BEGIN Task input

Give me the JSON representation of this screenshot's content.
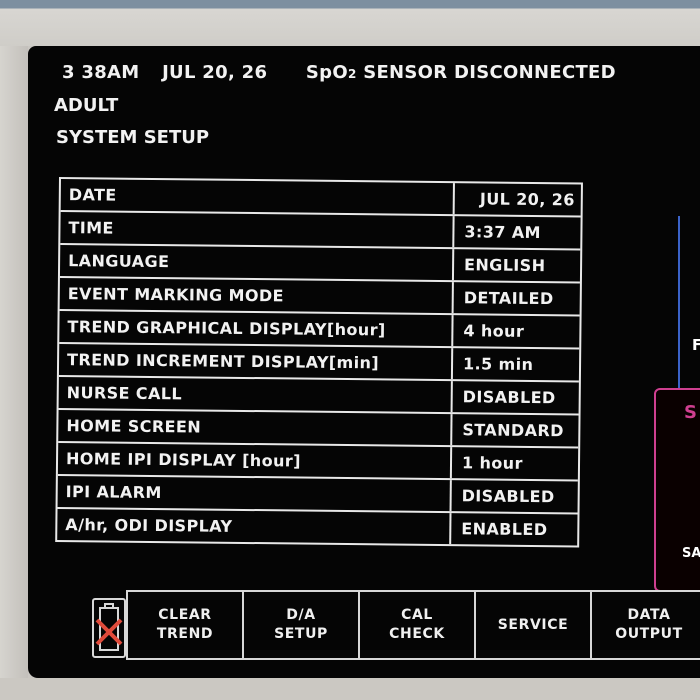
{
  "status": {
    "time": "3 38AM",
    "date": "JUL 20, 26",
    "alarm": "SpO2 SENSOR DISCONNECTED"
  },
  "mode": "ADULT",
  "title": "SYSTEM SETUP",
  "settings": [
    {
      "label": "DATE",
      "value": "JUL 20, 26"
    },
    {
      "label": "TIME",
      "value": "3:37 AM"
    },
    {
      "label": "LANGUAGE",
      "value": "ENGLISH"
    },
    {
      "label": "EVENT MARKING MODE",
      "value": "DETAILED"
    },
    {
      "label": "TREND GRAPHICAL DISPLAY[hour]",
      "value": "4 hour"
    },
    {
      "label": "TREND INCREMENT DISPLAY[min]",
      "value": "1.5 min"
    },
    {
      "label": "NURSE CALL",
      "value": "DISABLED"
    },
    {
      "label": "HOME SCREEN",
      "value": "STANDARD"
    },
    {
      "label": "HOME IPI DISPLAY [hour]",
      "value": "1 hour"
    },
    {
      "label": "IPI ALARM",
      "value": "DISABLED"
    },
    {
      "label": "A/hr, ODI DISPLAY",
      "value": "ENABLED"
    }
  ],
  "side_fragments": {
    "blue_panel": "F",
    "pink_panel_top": "S",
    "pink_panel_bottom": "SA"
  },
  "softkeys": [
    {
      "label": "CLEAR\nTREND"
    },
    {
      "label": "D/A\nSETUP"
    },
    {
      "label": "CAL\nCHECK"
    },
    {
      "label": "SERVICE"
    },
    {
      "label": "DATA\nOUTPUT"
    }
  ],
  "icons": {
    "battery": "battery-disconnected-icon"
  },
  "colors": {
    "screen_bg": "#050505",
    "text": "#f2f2f2",
    "accent_blue": "#3b63c9",
    "accent_pink": "#cf3f90",
    "battery_x": "#e04a3a"
  }
}
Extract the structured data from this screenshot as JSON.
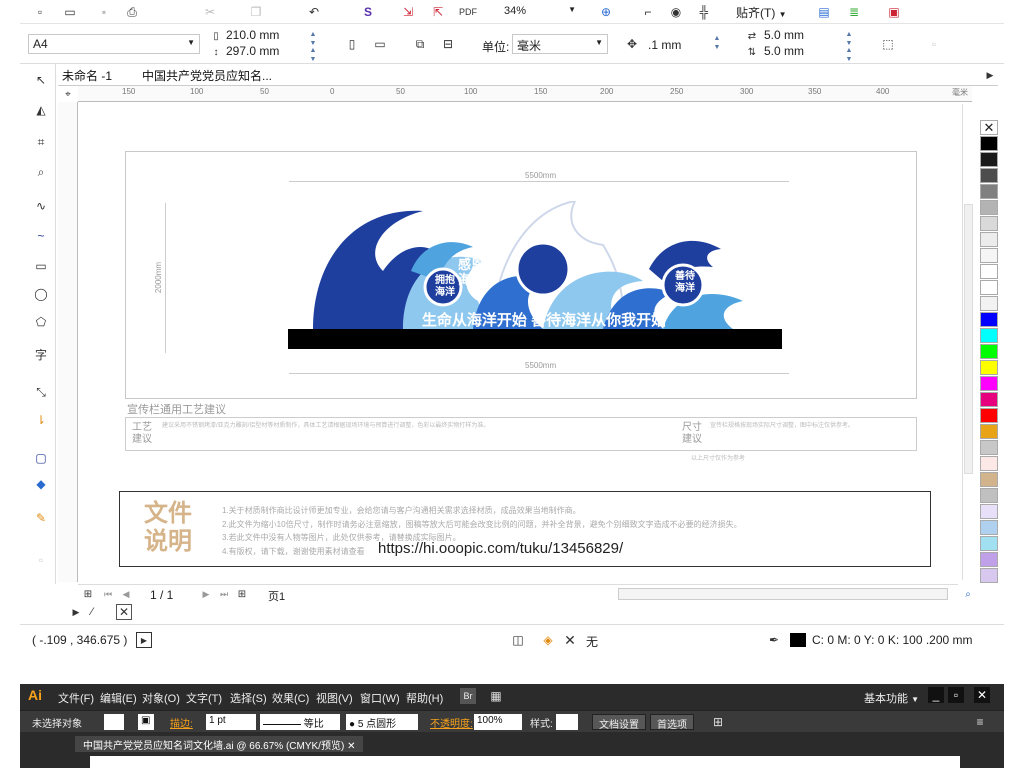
{
  "toolbar": {
    "zoom": "34%",
    "snap_label": "贴齐(T)",
    "page_size": "A4",
    "width": "210.0 mm",
    "height": "297.0 mm",
    "units_label": "单位:",
    "units_value": "毫米",
    "nudge": ".1 mm",
    "dup_x": "5.0 mm",
    "dup_y": "5.0 mm"
  },
  "tabs": [
    "未命名 -1",
    "中国共产党党员应知名..."
  ],
  "ruler_ticks": [
    "150",
    "100",
    "50",
    "0",
    "50",
    "100",
    "150",
    "200",
    "250",
    "300",
    "350",
    "400",
    "450",
    "500",
    "550",
    "600",
    "毫米"
  ],
  "design": {
    "width_dim": "5500mm",
    "height_dim": "2000mm",
    "bottom_dim": "5500mm",
    "badge_left": [
      "拥抱",
      "海洋"
    ],
    "badge_center": [
      "感恩",
      "海洋"
    ],
    "badge_right": [
      "善待",
      "海洋"
    ],
    "slogan": "生命从海洋开始 善待海洋从你我开始",
    "craft_title": "宣传栏通用工艺建议",
    "craft_label": [
      "工艺",
      "建议"
    ],
    "size_label": [
      "尺寸",
      "建议"
    ],
    "craft_text": "建议采用不锈钢烤漆/亚克力雕刻/铝型材等材质制作，具体工艺请根据现场环境与预算进行调整，色彩以最终实物打样为准。",
    "size_text": "宣传栏规格按现场实际尺寸调整，图中标注仅供参考。",
    "footer_note": "以上尺寸仅作为参考"
  },
  "notice": {
    "title": [
      "文件",
      "说明"
    ],
    "lines": [
      "1.关于材质制作商比设计师更加专业，会给您请与客户沟通相关需求选择材质，成品效果当地制作商。",
      "2.此文件为缩小10倍尺寸，制作时请务必注意缩放，图稿等放大后可能会改变比例的问题，并补全背景，避免个别细致文字造成不必要的经济损失。",
      "3.若此文件中没有人物等图片，此处仅供参考，请替换成实际图片。",
      "4.有版权，请下载，谢谢使用素材请查看"
    ],
    "url": "https://hi.ooopic.com/tuku/13456829/"
  },
  "pager": {
    "page": "1 / 1",
    "page_tab": "页1"
  },
  "status": {
    "coords": "( -.109 , 346.675 )",
    "fill_none": "无",
    "outline": "C: 0 M: 0 Y: 0 K: 100  .200 mm"
  },
  "palette": [
    "#ffffff",
    "#000000",
    "#1a1a1a",
    "#4d4d4d",
    "#808080",
    "#b3b3b3",
    "#d9d9d9",
    "#ececec",
    "#f5f5f5",
    "#ffffff",
    "#ffffff",
    "#f2f2f2",
    "#0000ff",
    "#00ffff",
    "#00ff00",
    "#ffff00",
    "#ff00ff",
    "#e6007e",
    "#ff0000",
    "#e8a317",
    "#c8c8c8",
    "#fde8e8",
    "#d2b48c",
    "#c0c0c0",
    "#e8e0f8",
    "#b0d0f0",
    "#a0e0f0",
    "#c0a0e8",
    "#d8c8f0"
  ],
  "colors": {
    "deep_blue": "#1f3f9e",
    "mid_blue": "#2f6fd0",
    "light_blue": "#8fc8ef",
    "notice_text": "#c8a57a"
  },
  "ai": {
    "logo": "Ai",
    "menus": [
      "文件(F)",
      "编辑(E)",
      "对象(O)",
      "文字(T)",
      "选择(S)",
      "效果(C)",
      "视图(V)",
      "窗口(W)",
      "帮助(H)"
    ],
    "workspace": "基本功能",
    "no_selection": "未选择对象",
    "stroke_label": "描边:",
    "stroke_value": "1 pt",
    "stroke_style": "等比",
    "brush": "5 点圆形",
    "opacity_label": "不透明度:",
    "opacity_value": "100%",
    "style_label": "样式:",
    "doc_setup": "文档设置",
    "prefs": "首选项",
    "doc_tab": "中国共产党党员应知名词文化墙.ai @ 66.67% (CMYK/预览)"
  }
}
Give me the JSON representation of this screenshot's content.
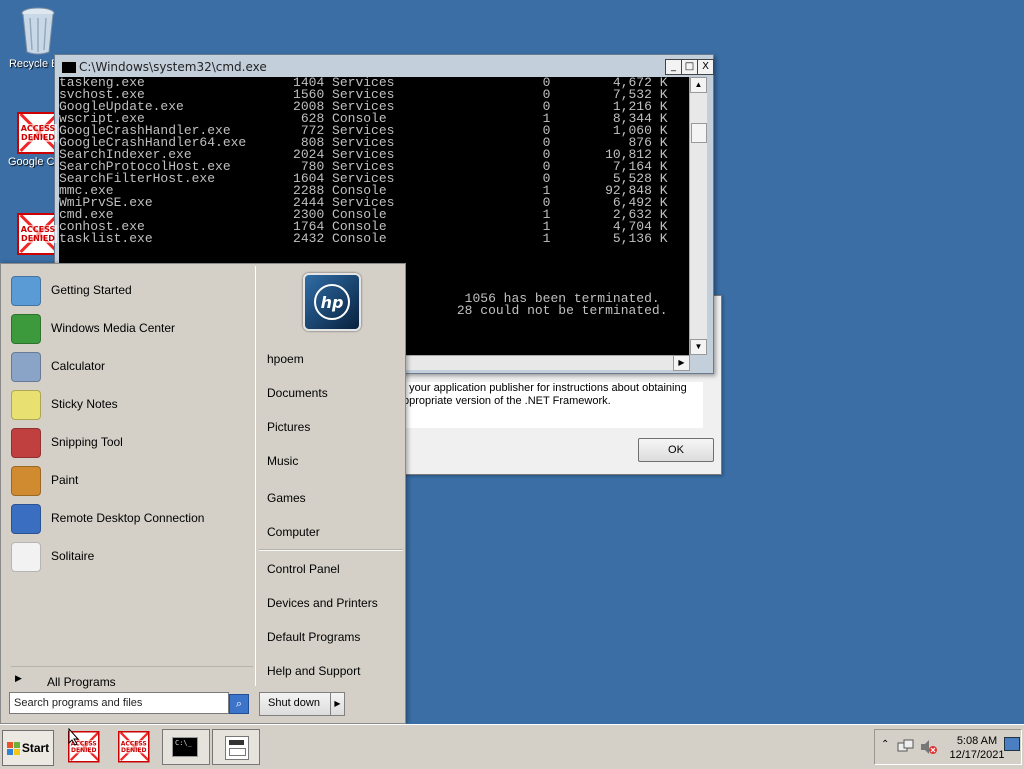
{
  "desktop": {
    "icons": [
      {
        "label": "Recycle Bin"
      },
      {
        "label": "Google Chrome",
        "badge": "ACCESS DENIED"
      },
      {
        "label": "",
        "badge": "ACCESS DENIED"
      }
    ]
  },
  "cmd": {
    "title": "C:\\Windows\\system32\\cmd.exe",
    "lines": [
      "taskeng.exe                   1404 Services                   0        4,672 K",
      "svchost.exe                   1560 Services                   0        7,532 K",
      "GoogleUpdate.exe              2008 Services                   0        1,216 K",
      "wscript.exe                    628 Console                    1        8,344 K",
      "GoogleCrashHandler.exe         772 Services                   0        1,060 K",
      "GoogleCrashHandler64.exe       808 Services                   0          876 K",
      "SearchIndexer.exe             2024 Services                   0       10,812 K",
      "SearchProtocolHost.exe         780 Services                   0        7,164 K",
      "SearchFilterHost.exe          1604 Services                   0        5,528 K",
      "mmc.exe                       2288 Console                    1       92,848 K",
      "WmiPrvSE.exe                  2444 Services                   0        6,492 K",
      "cmd.exe                       2300 Console                    1        2,632 K",
      "conhost.exe                   1764 Console                    1        4,704 K",
      "tasklist.exe                  2432 Console                    1        5,136 K",
      "",
      "",
      "",
      "",
      "                                                    1056 has been terminated.",
      "                                                   28 could not be terminated."
    ],
    "minimize": "_",
    "maximize": "□",
    "close": "X"
  },
  "dialog": {
    "message_line1": "t your application publisher for instructions about obtaining",
    "message_line2": "ppropriate version of the .NET Framework.",
    "ok_label": "OK"
  },
  "startmenu": {
    "programs": [
      {
        "label": "Getting Started",
        "icon": "getting-started-icon",
        "color": "#5b9bd5"
      },
      {
        "label": "Windows Media Center",
        "icon": "media-center-icon",
        "color": "#3c9a3c"
      },
      {
        "label": "Calculator",
        "icon": "calculator-icon",
        "color": "#8aa4c8"
      },
      {
        "label": "Sticky Notes",
        "icon": "sticky-notes-icon",
        "color": "#e8e070"
      },
      {
        "label": "Snipping Tool",
        "icon": "snipping-tool-icon",
        "color": "#c04040"
      },
      {
        "label": "Paint",
        "icon": "paint-icon",
        "color": "#d08a30"
      },
      {
        "label": "Remote Desktop Connection",
        "icon": "remote-desktop-icon",
        "color": "#3a6ec0"
      },
      {
        "label": "Solitaire",
        "icon": "solitaire-icon",
        "color": "#f2f2f2"
      }
    ],
    "all_programs": "All Programs",
    "search_placeholder": "Search programs and files",
    "right": {
      "user": "hpoem",
      "documents": "Documents",
      "pictures": "Pictures",
      "music": "Music",
      "games": "Games",
      "computer": "Computer",
      "control_panel": "Control Panel",
      "devices": "Devices and Printers",
      "default_programs": "Default Programs",
      "help": "Help and Support"
    },
    "hp_logo": "hp",
    "shutdown": "Shut down"
  },
  "taskbar": {
    "start": "Start",
    "denied_badge": "ACCESS DENIED",
    "cmd_icon_text": "C:\\_",
    "time": "5:08 AM",
    "date": "12/17/2021"
  }
}
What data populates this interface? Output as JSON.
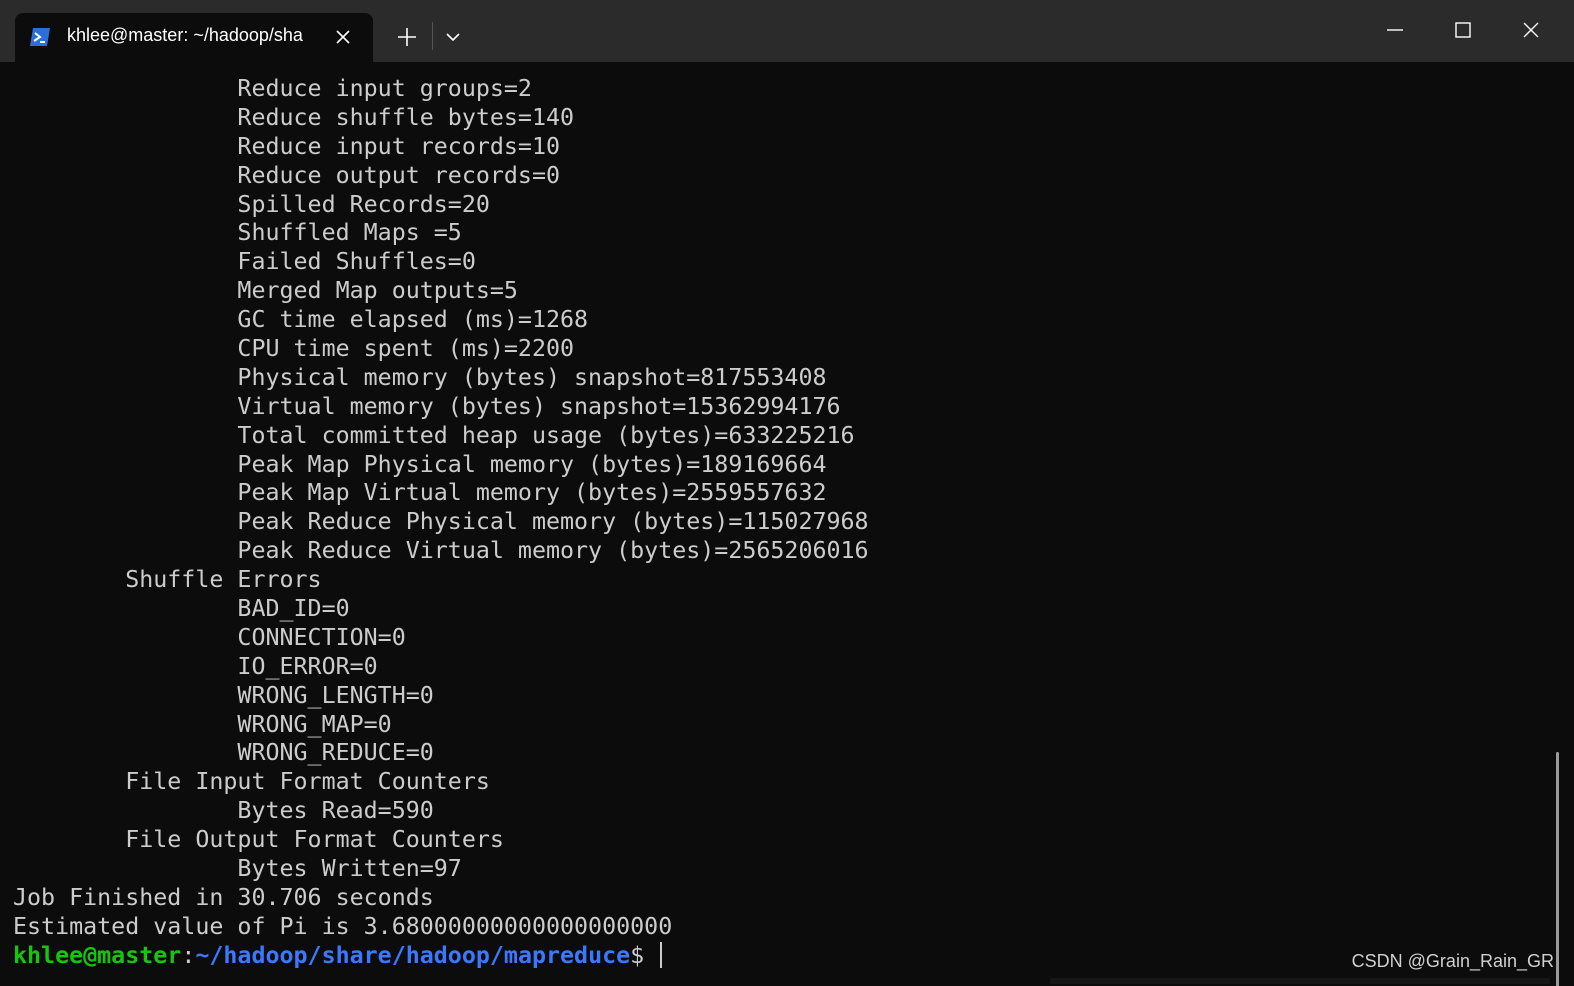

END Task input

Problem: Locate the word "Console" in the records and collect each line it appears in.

Problem solution:
      "wscript.exe                    628 Console                    1        8,344 K",
      "mmc.exe                       2288 Console                    1       92,848 K",
      "cmd.exe                       2300 Console                    1        2,632 K",
      "conhost.exe                   1764 Console                    1        4,704 K",
      "tasklist.exe                  2432 Console                    1        5,136 K",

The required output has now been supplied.